In a recent telephone conversation, Russian President Vladimir Putin officially invited Assimi Goïta, the military chief of the transition in Mali, to take part in the second Russia-Africa summit to be held in Saint Petersburg. This summit is scheduled for July 2023, according to Mikhail Bogdanov, the special representative of the president of Russia to the Middle East and Africa and deputy foreign minister. Russia is openly optimistic that several African leaders will attend the planned summit, according to Russian Ambassador-at-Large Oleg Ozerov: “Russia expects that most African leaders will attend the Russia-Africa summit in 2023 … We are getting positive responses.

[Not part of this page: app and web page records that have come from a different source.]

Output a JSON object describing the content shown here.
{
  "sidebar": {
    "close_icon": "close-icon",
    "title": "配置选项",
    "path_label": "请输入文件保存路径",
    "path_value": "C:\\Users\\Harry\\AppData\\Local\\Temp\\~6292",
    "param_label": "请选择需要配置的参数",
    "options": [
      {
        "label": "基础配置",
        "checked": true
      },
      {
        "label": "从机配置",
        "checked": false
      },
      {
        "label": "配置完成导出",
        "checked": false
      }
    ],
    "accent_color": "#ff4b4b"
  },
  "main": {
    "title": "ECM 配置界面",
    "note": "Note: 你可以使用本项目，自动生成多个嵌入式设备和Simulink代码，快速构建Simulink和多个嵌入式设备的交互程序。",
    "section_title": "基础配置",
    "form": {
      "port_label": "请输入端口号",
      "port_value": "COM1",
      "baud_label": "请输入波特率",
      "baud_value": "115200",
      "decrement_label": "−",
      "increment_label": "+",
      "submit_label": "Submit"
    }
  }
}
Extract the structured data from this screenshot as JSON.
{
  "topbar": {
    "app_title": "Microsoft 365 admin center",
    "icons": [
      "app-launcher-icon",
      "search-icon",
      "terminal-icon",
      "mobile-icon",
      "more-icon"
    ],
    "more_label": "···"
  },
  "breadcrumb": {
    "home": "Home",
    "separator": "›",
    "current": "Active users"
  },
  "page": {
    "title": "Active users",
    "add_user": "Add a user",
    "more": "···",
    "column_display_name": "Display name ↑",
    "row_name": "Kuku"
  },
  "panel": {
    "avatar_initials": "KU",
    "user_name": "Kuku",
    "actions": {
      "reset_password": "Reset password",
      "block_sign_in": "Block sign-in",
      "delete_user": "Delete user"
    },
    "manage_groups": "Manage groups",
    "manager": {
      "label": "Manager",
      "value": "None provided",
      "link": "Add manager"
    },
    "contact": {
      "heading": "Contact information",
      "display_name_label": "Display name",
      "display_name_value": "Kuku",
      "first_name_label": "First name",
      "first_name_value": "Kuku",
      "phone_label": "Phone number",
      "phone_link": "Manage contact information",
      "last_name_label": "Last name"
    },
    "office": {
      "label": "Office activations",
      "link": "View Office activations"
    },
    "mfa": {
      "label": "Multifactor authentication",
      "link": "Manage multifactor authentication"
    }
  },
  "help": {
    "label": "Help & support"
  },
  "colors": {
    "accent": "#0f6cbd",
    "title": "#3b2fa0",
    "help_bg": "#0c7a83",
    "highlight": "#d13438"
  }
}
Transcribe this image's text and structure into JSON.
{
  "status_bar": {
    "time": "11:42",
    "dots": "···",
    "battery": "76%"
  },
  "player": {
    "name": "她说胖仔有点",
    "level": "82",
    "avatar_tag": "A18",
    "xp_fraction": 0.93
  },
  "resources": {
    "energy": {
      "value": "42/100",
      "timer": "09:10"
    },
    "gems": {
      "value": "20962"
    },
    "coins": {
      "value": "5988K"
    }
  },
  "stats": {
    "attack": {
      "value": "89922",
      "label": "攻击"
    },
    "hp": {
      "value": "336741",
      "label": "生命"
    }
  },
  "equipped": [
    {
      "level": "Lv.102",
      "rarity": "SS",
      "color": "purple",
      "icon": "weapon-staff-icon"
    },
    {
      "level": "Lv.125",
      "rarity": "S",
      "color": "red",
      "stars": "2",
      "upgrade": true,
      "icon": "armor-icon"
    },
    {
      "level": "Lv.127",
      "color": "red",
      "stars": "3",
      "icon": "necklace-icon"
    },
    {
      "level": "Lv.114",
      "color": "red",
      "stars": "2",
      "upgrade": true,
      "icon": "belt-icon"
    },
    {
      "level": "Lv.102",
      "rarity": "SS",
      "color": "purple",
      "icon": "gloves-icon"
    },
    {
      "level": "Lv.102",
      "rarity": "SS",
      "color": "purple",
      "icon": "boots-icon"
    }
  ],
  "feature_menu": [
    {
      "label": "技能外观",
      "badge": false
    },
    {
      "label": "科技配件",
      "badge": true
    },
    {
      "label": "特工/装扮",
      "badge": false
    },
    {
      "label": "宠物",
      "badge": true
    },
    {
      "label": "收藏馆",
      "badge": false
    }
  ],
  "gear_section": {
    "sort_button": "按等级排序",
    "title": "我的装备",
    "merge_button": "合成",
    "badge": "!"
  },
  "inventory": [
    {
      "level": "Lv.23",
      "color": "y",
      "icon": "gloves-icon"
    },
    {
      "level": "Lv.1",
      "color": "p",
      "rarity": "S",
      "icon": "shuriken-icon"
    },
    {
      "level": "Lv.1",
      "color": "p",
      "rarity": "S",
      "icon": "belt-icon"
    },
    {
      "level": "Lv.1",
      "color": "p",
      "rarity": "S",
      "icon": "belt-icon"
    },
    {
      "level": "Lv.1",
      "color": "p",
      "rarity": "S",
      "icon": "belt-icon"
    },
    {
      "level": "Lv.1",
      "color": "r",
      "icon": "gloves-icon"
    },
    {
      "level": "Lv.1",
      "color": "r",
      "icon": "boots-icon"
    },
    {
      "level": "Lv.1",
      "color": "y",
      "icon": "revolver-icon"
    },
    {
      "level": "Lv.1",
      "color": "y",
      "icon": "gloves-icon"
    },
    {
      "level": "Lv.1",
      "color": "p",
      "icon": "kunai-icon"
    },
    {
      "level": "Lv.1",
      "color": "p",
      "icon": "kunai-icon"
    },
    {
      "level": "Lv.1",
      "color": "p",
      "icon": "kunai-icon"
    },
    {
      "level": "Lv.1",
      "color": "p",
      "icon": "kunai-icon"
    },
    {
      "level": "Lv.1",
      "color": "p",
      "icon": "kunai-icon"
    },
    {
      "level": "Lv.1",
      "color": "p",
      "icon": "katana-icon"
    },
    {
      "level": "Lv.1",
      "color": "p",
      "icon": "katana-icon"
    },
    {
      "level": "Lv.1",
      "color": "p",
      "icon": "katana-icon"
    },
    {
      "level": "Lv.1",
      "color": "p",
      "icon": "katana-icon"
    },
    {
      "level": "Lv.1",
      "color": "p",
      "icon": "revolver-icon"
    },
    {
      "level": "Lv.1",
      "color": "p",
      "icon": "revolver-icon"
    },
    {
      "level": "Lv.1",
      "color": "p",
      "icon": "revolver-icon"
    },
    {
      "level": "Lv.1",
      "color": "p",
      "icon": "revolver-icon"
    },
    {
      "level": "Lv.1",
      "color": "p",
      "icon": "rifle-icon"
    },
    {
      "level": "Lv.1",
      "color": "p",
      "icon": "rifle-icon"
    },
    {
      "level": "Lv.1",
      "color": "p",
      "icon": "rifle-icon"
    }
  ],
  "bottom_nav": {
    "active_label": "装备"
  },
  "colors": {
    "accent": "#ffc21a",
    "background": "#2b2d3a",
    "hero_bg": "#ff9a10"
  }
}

I think most African heads of state will be at the forum.
Despite Russia’s war with Ukraine, President Putin remains keen on maintaining and strengthening relations with Africa, and this planned summit is a follow-up, four years later, to the October 2019 meeting in Sochi attended by a multitude of African leaders. Russia’s determination to hold the Summit with African countries—amid its ongoing war in Ukraine and difficulties imposed on Moscow by Western sanctions—is either: the result of Africa’s importance to Russian foreign policy and, therefore, the meeting with African leaders must take place, regardless of conditions; because Russia needs African states to counter Western attempts to isolate it on the international stage; or because Russia seeks to show that its war in Ukraine and the sanctions imposed by the West do not impact the normal operations of the Russian state, which continues to hold normal relations with the rest of the world, including Africa.
It is a considerable challenge to bring together African heads of state in Russia, despite the United Nations (UN) vote by African countries last October, signaling a turning point in African positions toward Russia and its war in Ukraine. The challenge is great and begs the question of whether RussiaAfrica relations are strong enough to withstand the war in Ukraine.
This paper examines this issue, and attempts to determine whether the war in Ukraine, launched by Russia in February 2022, will affect Russia-Africa relations, have no impact, or strengthen Russia-Africa ties ...